> _TASK DIRECTIONS_: Scan the entries and copy each line where the word "icon" is present.

> _RECORDS FOR THE TASK_:

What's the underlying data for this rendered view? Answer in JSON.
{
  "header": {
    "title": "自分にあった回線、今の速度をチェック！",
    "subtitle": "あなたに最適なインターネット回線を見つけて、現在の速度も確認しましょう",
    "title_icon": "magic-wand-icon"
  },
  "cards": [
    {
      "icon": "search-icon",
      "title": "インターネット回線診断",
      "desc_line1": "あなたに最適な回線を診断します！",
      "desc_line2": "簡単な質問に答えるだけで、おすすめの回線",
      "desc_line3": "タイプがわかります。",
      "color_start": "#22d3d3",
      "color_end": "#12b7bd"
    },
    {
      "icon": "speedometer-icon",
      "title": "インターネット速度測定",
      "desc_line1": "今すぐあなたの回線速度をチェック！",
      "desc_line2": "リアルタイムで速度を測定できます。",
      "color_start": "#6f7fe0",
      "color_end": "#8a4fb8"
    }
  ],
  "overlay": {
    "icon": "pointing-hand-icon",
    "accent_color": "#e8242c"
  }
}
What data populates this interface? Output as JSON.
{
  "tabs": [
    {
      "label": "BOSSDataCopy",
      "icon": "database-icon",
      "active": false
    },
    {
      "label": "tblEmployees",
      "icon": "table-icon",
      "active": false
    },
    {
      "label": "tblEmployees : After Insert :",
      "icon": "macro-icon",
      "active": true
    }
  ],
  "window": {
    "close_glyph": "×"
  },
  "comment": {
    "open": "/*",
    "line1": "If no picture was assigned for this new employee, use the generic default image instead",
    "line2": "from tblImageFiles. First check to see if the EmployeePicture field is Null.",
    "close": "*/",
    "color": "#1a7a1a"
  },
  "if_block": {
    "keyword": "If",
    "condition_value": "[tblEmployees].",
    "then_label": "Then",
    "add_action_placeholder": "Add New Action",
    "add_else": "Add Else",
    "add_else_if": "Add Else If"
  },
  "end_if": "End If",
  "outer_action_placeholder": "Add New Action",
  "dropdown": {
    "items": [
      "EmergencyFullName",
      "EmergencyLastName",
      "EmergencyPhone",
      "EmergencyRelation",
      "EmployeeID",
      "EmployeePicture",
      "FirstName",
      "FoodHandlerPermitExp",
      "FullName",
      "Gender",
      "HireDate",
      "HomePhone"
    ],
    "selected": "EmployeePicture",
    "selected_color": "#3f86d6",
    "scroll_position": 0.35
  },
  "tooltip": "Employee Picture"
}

> _REPLY TO THE EXERCISE_:
    "title_icon": "magic-wand-icon"
      "icon": "search-icon",
      "icon": "speedometer-icon",
    "icon": "pointing-hand-icon",
      "icon": "database-icon",
      "icon": "table-icon",
      "icon": "macro-icon",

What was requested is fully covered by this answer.